• What is needed: Throughout the material below, how many lines include the string "true"? Reply with only the number.

• Records for the exercise:

========

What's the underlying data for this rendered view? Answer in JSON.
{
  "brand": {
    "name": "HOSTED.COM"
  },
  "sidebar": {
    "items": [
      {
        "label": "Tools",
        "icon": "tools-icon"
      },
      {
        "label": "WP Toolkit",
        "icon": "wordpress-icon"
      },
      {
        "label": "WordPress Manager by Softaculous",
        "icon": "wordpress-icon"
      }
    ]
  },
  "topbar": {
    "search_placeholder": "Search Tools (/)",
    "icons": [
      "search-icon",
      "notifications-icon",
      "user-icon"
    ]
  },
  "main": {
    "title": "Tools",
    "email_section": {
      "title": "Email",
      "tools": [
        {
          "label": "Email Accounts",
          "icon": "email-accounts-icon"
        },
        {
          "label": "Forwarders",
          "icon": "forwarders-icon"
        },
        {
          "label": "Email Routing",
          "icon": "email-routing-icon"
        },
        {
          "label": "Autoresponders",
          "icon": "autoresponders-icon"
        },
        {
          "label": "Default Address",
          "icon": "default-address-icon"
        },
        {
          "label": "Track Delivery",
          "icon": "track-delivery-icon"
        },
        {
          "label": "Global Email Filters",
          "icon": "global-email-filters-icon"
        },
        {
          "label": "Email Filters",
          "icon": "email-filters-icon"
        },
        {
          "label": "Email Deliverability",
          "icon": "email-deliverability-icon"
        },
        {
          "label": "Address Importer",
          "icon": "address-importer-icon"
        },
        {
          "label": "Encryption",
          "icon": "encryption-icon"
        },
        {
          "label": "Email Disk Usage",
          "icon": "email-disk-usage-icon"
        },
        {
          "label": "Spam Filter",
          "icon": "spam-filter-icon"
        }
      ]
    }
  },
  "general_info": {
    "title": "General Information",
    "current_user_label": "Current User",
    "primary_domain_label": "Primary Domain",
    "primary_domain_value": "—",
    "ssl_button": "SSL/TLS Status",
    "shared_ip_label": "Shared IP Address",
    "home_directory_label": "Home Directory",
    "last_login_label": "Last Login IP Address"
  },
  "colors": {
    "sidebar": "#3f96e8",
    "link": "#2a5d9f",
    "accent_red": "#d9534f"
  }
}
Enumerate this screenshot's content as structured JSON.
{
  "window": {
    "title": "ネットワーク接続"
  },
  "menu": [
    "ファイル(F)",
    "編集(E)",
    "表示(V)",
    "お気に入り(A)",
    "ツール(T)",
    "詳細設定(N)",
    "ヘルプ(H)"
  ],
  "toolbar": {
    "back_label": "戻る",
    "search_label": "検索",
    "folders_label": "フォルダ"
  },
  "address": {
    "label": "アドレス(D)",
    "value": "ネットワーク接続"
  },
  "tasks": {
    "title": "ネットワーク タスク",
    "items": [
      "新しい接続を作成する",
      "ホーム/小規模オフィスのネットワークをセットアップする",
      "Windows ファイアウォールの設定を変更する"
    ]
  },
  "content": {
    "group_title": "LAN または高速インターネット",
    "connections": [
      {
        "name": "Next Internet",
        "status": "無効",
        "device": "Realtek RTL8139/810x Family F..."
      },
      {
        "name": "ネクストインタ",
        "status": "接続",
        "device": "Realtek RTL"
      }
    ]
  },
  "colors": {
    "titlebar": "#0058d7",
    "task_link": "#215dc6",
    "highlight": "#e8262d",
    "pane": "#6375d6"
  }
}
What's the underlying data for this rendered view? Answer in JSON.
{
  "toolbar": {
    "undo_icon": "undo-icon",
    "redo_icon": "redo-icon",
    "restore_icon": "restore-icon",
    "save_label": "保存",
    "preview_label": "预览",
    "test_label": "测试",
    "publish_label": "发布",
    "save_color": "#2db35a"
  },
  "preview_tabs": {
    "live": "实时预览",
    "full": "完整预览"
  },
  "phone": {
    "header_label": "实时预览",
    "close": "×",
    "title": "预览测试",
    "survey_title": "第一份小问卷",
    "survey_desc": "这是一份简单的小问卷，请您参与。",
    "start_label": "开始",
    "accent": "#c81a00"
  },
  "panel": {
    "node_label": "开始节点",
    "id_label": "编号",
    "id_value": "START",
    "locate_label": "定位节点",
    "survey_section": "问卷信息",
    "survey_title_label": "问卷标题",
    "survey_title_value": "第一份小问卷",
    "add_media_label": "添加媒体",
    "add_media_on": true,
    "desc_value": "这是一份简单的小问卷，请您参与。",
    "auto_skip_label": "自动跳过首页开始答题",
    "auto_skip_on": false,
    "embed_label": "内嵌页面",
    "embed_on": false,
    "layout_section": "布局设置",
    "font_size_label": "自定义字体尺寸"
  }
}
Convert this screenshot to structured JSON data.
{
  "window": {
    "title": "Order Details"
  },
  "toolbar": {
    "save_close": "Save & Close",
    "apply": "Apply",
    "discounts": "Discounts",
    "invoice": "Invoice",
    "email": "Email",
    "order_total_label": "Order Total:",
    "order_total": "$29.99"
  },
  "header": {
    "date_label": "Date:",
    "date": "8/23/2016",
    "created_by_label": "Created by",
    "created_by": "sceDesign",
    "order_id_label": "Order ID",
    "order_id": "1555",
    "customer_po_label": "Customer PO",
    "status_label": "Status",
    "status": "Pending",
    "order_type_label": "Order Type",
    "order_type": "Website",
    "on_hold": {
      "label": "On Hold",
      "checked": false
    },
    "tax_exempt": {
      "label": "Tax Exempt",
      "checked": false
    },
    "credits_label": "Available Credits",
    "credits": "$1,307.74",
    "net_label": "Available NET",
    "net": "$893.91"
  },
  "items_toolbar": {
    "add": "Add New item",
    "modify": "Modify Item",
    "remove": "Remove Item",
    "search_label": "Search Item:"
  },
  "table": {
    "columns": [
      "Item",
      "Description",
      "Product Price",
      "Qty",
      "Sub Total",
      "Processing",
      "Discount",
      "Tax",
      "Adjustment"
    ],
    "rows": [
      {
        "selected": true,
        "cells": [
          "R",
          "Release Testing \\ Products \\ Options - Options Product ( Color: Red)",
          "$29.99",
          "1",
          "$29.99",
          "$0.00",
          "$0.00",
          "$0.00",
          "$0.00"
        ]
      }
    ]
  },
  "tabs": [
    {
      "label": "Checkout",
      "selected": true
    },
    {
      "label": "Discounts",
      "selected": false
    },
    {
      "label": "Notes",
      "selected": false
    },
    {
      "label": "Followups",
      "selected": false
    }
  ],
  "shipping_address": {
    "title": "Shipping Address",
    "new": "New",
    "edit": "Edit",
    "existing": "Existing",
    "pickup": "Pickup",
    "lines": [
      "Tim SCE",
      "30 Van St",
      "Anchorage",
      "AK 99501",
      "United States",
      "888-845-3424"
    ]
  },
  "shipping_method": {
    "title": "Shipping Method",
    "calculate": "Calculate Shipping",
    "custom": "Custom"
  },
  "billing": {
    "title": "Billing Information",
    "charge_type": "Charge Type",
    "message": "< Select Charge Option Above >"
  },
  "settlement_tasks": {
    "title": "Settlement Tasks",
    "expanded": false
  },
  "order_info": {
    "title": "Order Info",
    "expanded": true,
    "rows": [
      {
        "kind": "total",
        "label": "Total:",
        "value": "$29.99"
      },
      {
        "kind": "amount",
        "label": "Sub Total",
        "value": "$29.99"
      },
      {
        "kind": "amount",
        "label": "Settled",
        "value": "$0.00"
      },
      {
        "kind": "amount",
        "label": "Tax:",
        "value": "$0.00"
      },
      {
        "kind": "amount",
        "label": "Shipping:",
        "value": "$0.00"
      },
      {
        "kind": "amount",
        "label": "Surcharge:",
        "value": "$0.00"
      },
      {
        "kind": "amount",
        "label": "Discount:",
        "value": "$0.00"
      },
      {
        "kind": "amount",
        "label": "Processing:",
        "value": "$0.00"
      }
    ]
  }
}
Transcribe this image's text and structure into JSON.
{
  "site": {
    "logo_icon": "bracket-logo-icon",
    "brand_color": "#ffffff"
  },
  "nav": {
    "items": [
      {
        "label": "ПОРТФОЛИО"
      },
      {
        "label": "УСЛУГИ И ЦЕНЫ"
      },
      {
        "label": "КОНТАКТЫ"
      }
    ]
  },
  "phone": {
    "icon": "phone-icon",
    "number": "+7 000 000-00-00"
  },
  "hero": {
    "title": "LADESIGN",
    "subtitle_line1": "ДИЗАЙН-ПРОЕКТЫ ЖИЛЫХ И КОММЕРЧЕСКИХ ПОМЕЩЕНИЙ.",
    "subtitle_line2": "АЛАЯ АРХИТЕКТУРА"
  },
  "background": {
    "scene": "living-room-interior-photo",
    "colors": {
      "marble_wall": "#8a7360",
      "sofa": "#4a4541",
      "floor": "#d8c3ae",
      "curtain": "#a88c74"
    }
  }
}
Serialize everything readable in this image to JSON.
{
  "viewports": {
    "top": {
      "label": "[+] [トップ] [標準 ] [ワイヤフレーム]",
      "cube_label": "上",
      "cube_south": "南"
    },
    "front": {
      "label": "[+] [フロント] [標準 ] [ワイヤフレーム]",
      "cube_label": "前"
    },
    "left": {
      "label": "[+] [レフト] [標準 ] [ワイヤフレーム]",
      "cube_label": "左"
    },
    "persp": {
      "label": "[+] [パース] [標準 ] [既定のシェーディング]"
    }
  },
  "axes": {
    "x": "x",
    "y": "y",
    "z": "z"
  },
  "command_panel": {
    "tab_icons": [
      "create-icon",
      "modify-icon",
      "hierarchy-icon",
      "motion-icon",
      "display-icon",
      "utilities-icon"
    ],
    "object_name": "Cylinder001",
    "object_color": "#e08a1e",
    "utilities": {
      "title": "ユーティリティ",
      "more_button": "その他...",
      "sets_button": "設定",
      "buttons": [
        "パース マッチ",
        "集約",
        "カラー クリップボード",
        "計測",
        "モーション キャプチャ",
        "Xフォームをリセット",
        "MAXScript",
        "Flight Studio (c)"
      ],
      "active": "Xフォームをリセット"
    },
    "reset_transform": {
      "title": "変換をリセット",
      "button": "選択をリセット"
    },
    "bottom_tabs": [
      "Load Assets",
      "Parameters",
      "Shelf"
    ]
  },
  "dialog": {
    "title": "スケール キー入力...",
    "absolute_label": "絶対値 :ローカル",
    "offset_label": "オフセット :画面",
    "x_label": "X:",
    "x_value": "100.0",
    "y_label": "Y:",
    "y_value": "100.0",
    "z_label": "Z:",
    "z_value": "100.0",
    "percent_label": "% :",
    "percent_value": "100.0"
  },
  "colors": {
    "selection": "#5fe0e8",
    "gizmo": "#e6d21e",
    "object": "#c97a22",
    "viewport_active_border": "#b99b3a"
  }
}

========

• Task solution: 4